Dutifully looking up the readings for my last Sunday in the current parish, (Luke 13: 31-35) I was astonished to read the short passage – how apt for one leaving… The I noticed I was in John, not Luke.  Uncanny though, how appropriate some of the words from John were!!

Little children, I am with you only a little longer. You will look for me; and as I said to the Jews so now I say to you, “Where I am going, you cannot come.”

On a related subject, this came in the post!

letter from the registrar

Just Gardening

I was gardening.  Just that.  Strimming the overgrown grass, revealing the flowers that had been planted along the labyrinth path in the churchyard.  It always had a queer sort of fascination with the locals, seeing someone tending something new, something unexpected and many would stop and chat, poking good humoured fun or questioning why.  On this particular occasion, I was supposed to be sat in the ‘vestry’ waiting for baptism applicants and the like, but the grass really did need cutting.  So I was just gardening.  I say ‘just gardening’ because some might suspect the old Chaplaincy method of ‘lurking with intent’, but I was definitely just gardening, I was even dressed as a gardener so there would be no confusion.  As I strimmed and plucked blown-in rubbish from the path, an image from John’s Gospel came to mind.  Mary Magdalene by the empty tomb.  She does not find Jesus laid out there.  She turns and speaks to who she supposes to be the gardener.  Mary is searching for someone, for her Lord, friend and companion.  Jesus does not stand up and say ‘here I am’ but waits quietly, gardening, one presumes.  She is weeping.  Concerned, he asks her what is wrong, and she asks if he knows where he is laid.  The gardener calls her by name, and she recognises Jesus.
I think I’ll continue gardening, ‘without intent’ and if someone happens by and asks those searching questions, then I can point them in the right direction.

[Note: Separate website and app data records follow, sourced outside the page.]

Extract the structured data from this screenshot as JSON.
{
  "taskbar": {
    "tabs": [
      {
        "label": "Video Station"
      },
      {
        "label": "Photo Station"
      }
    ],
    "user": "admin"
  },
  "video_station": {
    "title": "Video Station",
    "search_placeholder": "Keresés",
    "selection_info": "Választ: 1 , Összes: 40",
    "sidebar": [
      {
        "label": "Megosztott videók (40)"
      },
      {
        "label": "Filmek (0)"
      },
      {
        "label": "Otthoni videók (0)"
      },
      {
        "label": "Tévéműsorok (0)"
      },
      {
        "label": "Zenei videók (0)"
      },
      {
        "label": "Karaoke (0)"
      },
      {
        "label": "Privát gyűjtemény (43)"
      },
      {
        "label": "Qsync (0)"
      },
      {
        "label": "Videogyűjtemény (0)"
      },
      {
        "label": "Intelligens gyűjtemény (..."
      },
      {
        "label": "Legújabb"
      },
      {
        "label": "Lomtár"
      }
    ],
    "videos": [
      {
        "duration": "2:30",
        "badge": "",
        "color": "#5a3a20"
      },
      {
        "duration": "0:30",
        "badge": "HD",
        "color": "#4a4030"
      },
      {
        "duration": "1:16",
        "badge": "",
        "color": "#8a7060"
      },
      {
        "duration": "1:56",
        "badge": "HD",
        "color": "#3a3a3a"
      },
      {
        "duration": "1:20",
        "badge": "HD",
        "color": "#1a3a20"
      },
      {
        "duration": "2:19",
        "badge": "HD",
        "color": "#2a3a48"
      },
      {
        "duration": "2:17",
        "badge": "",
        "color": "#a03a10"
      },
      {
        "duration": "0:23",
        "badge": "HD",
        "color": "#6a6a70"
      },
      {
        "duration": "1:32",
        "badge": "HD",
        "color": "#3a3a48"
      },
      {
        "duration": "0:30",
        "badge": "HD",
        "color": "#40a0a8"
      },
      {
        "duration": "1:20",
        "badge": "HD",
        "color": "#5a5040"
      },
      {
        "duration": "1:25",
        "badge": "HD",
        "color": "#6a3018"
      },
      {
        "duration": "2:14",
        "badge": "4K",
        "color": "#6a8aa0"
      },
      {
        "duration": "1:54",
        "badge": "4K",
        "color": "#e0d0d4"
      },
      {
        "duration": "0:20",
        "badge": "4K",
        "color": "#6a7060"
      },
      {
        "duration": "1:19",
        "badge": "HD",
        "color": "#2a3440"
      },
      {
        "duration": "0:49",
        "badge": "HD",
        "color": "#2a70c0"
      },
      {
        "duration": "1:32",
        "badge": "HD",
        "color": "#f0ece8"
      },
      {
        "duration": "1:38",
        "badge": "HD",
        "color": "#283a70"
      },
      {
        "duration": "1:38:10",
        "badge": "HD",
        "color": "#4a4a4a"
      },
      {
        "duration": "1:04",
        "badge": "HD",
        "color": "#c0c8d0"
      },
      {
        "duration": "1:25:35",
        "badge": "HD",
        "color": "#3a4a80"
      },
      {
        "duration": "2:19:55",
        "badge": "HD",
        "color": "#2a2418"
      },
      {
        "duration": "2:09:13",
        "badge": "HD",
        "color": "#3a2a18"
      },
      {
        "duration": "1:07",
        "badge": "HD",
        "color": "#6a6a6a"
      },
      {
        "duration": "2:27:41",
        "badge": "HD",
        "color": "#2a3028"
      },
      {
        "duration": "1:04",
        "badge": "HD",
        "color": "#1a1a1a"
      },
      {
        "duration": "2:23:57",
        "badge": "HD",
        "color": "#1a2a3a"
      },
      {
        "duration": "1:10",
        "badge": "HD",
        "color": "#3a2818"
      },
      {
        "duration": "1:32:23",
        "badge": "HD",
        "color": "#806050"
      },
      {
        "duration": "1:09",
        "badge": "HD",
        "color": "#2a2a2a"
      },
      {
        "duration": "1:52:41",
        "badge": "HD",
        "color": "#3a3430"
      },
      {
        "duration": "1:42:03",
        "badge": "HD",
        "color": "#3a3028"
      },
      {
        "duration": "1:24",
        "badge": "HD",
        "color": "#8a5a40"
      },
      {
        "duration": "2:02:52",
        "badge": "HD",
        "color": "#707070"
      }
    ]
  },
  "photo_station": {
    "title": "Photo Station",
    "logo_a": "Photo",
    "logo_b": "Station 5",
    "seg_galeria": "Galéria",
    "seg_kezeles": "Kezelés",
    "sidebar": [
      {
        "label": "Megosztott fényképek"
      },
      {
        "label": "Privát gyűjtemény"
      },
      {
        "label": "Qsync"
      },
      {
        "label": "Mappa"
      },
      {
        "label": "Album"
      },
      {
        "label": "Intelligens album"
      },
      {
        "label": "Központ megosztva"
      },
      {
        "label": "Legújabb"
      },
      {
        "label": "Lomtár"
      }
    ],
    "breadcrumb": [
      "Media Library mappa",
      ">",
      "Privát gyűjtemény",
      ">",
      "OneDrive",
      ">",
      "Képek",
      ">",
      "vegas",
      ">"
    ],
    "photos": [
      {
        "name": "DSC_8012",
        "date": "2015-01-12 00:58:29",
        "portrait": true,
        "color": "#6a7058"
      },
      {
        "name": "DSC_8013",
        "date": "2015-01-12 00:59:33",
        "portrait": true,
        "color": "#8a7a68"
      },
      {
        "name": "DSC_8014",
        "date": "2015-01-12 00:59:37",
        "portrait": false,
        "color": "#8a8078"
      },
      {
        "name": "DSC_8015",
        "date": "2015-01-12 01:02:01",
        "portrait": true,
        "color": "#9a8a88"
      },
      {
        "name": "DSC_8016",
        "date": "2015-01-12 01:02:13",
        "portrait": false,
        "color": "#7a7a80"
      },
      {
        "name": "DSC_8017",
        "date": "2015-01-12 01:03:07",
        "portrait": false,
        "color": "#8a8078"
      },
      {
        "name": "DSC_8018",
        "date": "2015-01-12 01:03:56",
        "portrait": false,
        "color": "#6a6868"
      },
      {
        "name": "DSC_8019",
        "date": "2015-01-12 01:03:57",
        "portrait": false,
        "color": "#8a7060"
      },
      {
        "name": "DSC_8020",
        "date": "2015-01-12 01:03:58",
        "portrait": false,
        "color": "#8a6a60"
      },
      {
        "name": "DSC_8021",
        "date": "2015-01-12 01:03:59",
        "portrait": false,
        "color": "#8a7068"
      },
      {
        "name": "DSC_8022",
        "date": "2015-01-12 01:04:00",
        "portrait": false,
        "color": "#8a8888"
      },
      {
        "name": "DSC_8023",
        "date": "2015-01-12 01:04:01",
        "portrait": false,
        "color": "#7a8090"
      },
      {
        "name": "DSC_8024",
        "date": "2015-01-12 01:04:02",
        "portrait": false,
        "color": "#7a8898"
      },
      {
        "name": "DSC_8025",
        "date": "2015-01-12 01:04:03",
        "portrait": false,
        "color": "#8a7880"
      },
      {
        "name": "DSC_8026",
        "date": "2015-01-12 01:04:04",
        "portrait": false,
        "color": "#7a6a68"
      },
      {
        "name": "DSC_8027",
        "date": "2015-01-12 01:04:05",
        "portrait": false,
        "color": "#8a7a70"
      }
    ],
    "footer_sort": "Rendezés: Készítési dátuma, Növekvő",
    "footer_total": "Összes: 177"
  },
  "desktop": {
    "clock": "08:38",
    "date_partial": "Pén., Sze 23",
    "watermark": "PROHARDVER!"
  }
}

Any fool can make things complicated

E.F. Schumacher said that:

“Any fool can make things complicated, but it requires a genius to make things simple.”

Satish Kumar quoted this in Resurgence Then went on to say that

“Simplicity requires less ego and more imagination, less complication and more creativity, less glamour and more gratitude, less attention to appearance and more attention to essence.”

On the basis on E. F. Schumacher’s thinking there have I guess been a very small number of geniuses in the world of religion, George Fox perhaps, a Desert Father or two, oh and of course our dear Lord Jesus!  Looking forward to next Sunday’s Gospel reading, John 10: 11-18 and indeed the Genesis reading, a good dose of simplicity would suit all around!